SMM has changed the game. Now that Facebook “likes” and Twitter retweets count in the over 200 variables Google factors for organic rankings, traditional search engine marketers and firms have had to adjust their strategies to incorporate a more holistic approach for content, rankings and engagement.
I’ve seen firsthand how these “social signals” can contribute to high rankings, and be seen as a vote for your website in the eyes of the search engines. For the future, I see more social signals being weighed and counted, and the websites that do well in the social sphere being rewarded with higher rankings and more traffic from search engines.
According to AddThis, Facebook’s grip on the social sharing space really tightened when in 2010 almost half of all social shares on the web were on Facebook. Although, with the growth of Facebook slowing and even declining in North America it remains to be seen what will happen in the social sharing space for years to come.
Remarketing, or showing ads based on a consumer’s browsing history, has been a somewhat controversial topic relating to consumer privacy. What are your thoughts on the future of remarketing and how will it affect the consumer’s perception of search engine marketing?
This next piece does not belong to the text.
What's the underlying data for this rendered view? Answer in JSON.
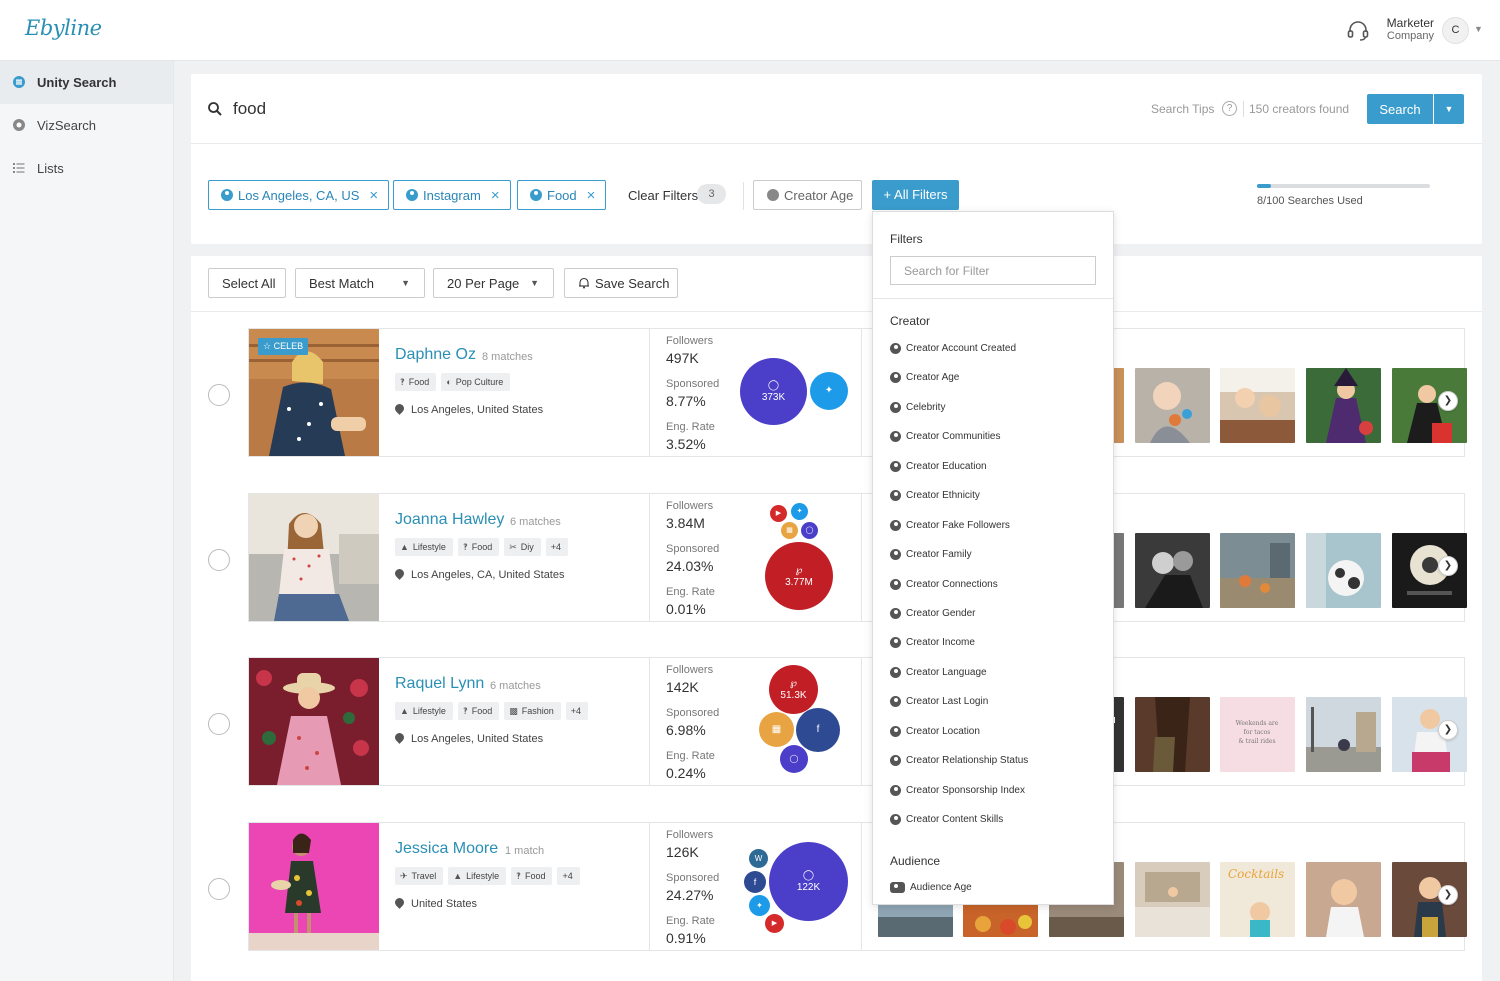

I think remarketing will get smarter. Right now, it seems obvious to the consumer when he/she has just visited a website and then starts seeing banners from prior sites on future visits. I’ve heard of a few new services popping up that now do remarketing based on keywords used on search engines before any website is visited. Then the websites visited will show ads based on the previous searches, not just on previously visited websites. It’s almost a “pre-marketing” of sorts.
What do you think will be the “next big thing” in search engine marketing?
Local search. Although local has been around for a long time, Google made a bold move in late November of last year by fully integrating Google Places into the natural results. Although, the “seven pack” has been there for years, never before has it taken up so much real estate. (For those of you unfamiliar with the “seven pack” and how Google Places has improved upon it, Greg Sterling does a nice job differentiating the two)
Some really great insight from Neil above. I think he is right on the money in the sense that it’s become increasingly more difficult as technology has evolved to get product messages across to consumers. As mobile continues to grow and wireless infrastructure improves, it certainly makes video ads even more appealing to retailers. Video is becoming one of the more effective ways to get products in front of consumers and utilizing a service to enhance the interactivity of the video content could increase social sharing and more importantly, site conversions.
How has search engine marketing affected the way you (or your consumers) shop online? Feel free to leave a comment below…